      Huh! Rosehips are pretty AND healthy! I've heard of rosehip tea before, but never syrup or cake. Very cool!

    • The Dirt Farmer profile image
      Author

      Jill Spencer 6 years ago from United States

      @Movie Master--How funny! Did your children like the taste? As always, thanks for reading & commenting.

      @gogogo--You'll have to let us know how it turns out. I think it would be fun to have a rose-themed tea party some afternoon and serve rosehip tea. That might even be fun for Christmas Eve. You're inspiring me, gogogo! Thanks for your comments. --Jill

    • The Dirt Farmer profile image
      Author

      Jill Spencer 6 years ago from United States

      No, they're not toxic--unless they've been chemically treated. It's just that some roses produce bigger, healthier hips. Dog rose hips are large, and they're particularly high in vitamin C. Also, although I'm not one of them, every serious hybrid tea rose grower that I know uses some sort of fungicide or pesticide on her roses. Those hips I would not eat.

    • Maren Morgan M-T profile image

      Maren Elizabeth Morgan 6 years ago from Pennsylvania

      What if your roses are not dog roses? Will the hips be toxic?

    • profile image

      gogogo 6 years ago

      it all sounds delicious, going to try it voted beautiful and shared

    • Movie Master profile image

      Movie Master 6 years ago from United Kingdom

      I use to buy rose hip syrup as a drink for my children when they were young and drank most of it myself, it was gorgeous!

      Great hub and voting up, best wishes MM

    • The Dirt Farmer profile image
      Author

      Jill Spencer 6 years ago from United States

      @ Maddie Ruud--Girl, that sure does sound gooood! Yum.

    • Maddie Ruud profile image

      Maddie Ruud 6 years ago from Oakland, CA

      Mmmmmm. Now I want some rosehip syrup on a nice hot biscuit!

    • plinka profile image

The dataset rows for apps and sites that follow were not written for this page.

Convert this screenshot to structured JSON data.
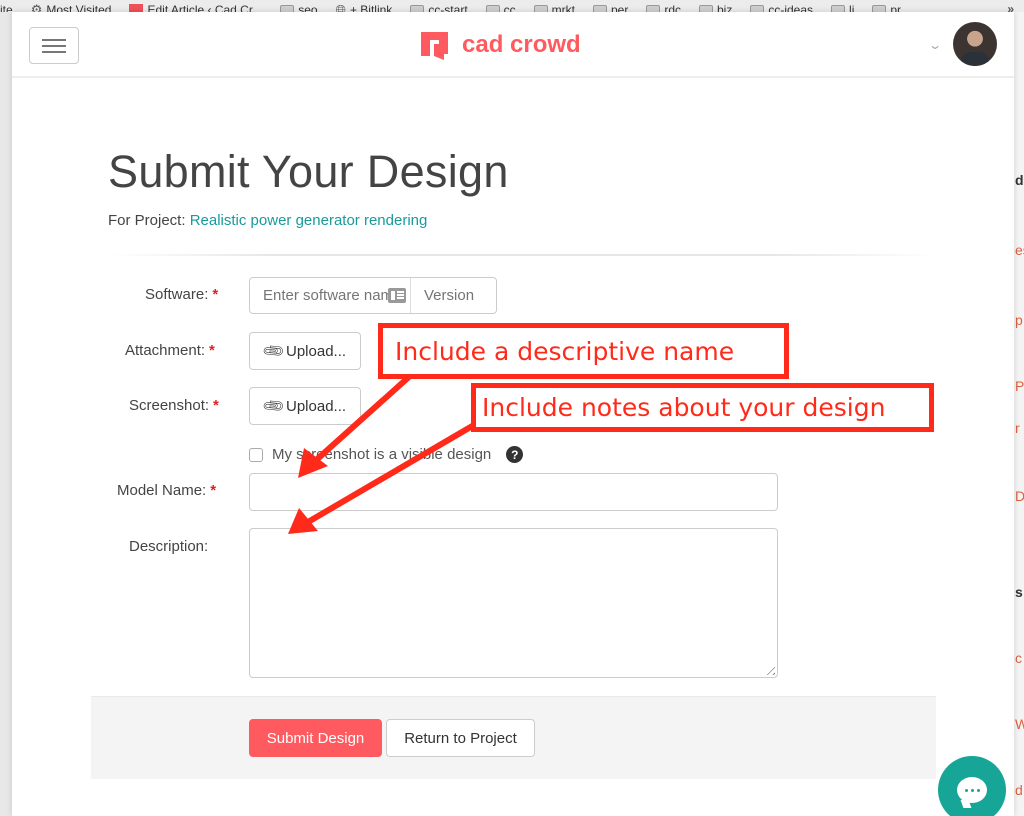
{
  "browser": {
    "bookmarks": [
      {
        "label": "ite",
        "icon": "none"
      },
      {
        "label": "Most Visited",
        "icon": "gear-icon"
      },
      {
        "label": "Edit Article ‹ Cad Cr...",
        "icon": "cadcrowd-icon"
      },
      {
        "label": "seo",
        "icon": "folder-icon"
      },
      {
        "label": "+ Bitlink",
        "icon": "globe-icon"
      },
      {
        "label": "cc-start",
        "icon": "folder-icon"
      },
      {
        "label": "cc",
        "icon": "folder-icon"
      },
      {
        "label": "mrkt",
        "icon": "folder-icon"
      },
      {
        "label": "per",
        "icon": "folder-icon"
      },
      {
        "label": "rdc",
        "icon": "folder-icon"
      },
      {
        "label": "biz",
        "icon": "folder-icon"
      },
      {
        "label": "cc-ideas",
        "icon": "folder-icon"
      },
      {
        "label": "li",
        "icon": "folder-icon"
      },
      {
        "label": "pr",
        "icon": "folder-icon"
      }
    ],
    "overflow_label": "»"
  },
  "header": {
    "logo_text": "cad crowd",
    "brand_color": "#ff5a5f",
    "user_menu_chevron": "⌄"
  },
  "page": {
    "title": "Submit Your Design",
    "project_prefix": "For Project:",
    "project_link": "Realistic power generator rendering"
  },
  "form": {
    "software": {
      "label": "Software:",
      "required_mark": "*",
      "name_placeholder": "Enter software name",
      "version_placeholder": "Version"
    },
    "attachment": {
      "label": "Attachment:",
      "required_mark": "*",
      "button_label": "Upload..."
    },
    "screenshot": {
      "label": "Screenshot:",
      "required_mark": "*",
      "button_label": "Upload...",
      "visible_checkbox_label": "My screenshot is a visible design",
      "visible_checked": false,
      "help_icon": "?"
    },
    "model_name": {
      "label": "Model Name:",
      "required_mark": "*",
      "value": ""
    },
    "description": {
      "label": "Description:",
      "value": ""
    }
  },
  "footer": {
    "submit_label": "Submit Design",
    "return_label": "Return to Project"
  },
  "annotations": [
    {
      "text": "Include a descriptive name",
      "color": "#ff2a1a"
    },
    {
      "text": "Include notes about your design",
      "color": "#ff2a1a"
    }
  ],
  "chat": {
    "color": "#17a597"
  },
  "background_page": {
    "fragments": [
      "d",
      "es",
      "p",
      "Po",
      "r",
      "D",
      "s",
      "c",
      "W",
      "d"
    ]
  }
}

      plinka 6 years ago from Budapest, Hungary

      @ The Dirt Farmer - Wow, thanks. :-) Sure, I don't mind.

    • The Dirt Farmer profile image
      Author

      Jill Spencer 6 years ago from United States

      @ Derdriu--O I wish I'd thought of that--"having your roses and eating them too." Thanks, Derdrui!

    • The Dirt Farmer profile image
      Author

      Jill Spencer 6 years ago from United States

      @plinka--Thanks for the extra info! Do you mind if I add a note from you with a link to your homepage in the hub?

    • profile image

      Derdriu 6 years ago

      TheDirtFarmer: Thank you for such a glorious written, organized and illustrated hub on having your roses and eating them too!

      Voted up, etc.,

      Derdriu

    • plinka profile image

      plinka 6 years ago from Budapest, Hungary

      My favorite topic: plants and their health benefits. :-) This is a very thorough hub! Congratulations! I have a note if you don't mind: to get a tea with high vitamin C content, you should soak rose hips in lukewarm water (so in a warm place) for several days instead of pouring boiling water over them and wait for only couple of minutes. Voted up and shared!

    • The Dirt Farmer profile image
      Author

      Jill Spencer 6 years ago from United States

      @ Imogen French--Sounds great! My great aunt made dandelion wine. It was awful! Thanks for reading. DF

    • Imogen French profile image

      Imogen French 6 years ago from Southwest England

      great hub, dirtfarmer. my auntie used to make rose-hip syrup for us, which we watered down and used as a cordial - it makes a lovely refreshing, vitamin-rich drink for children

    Show All Categories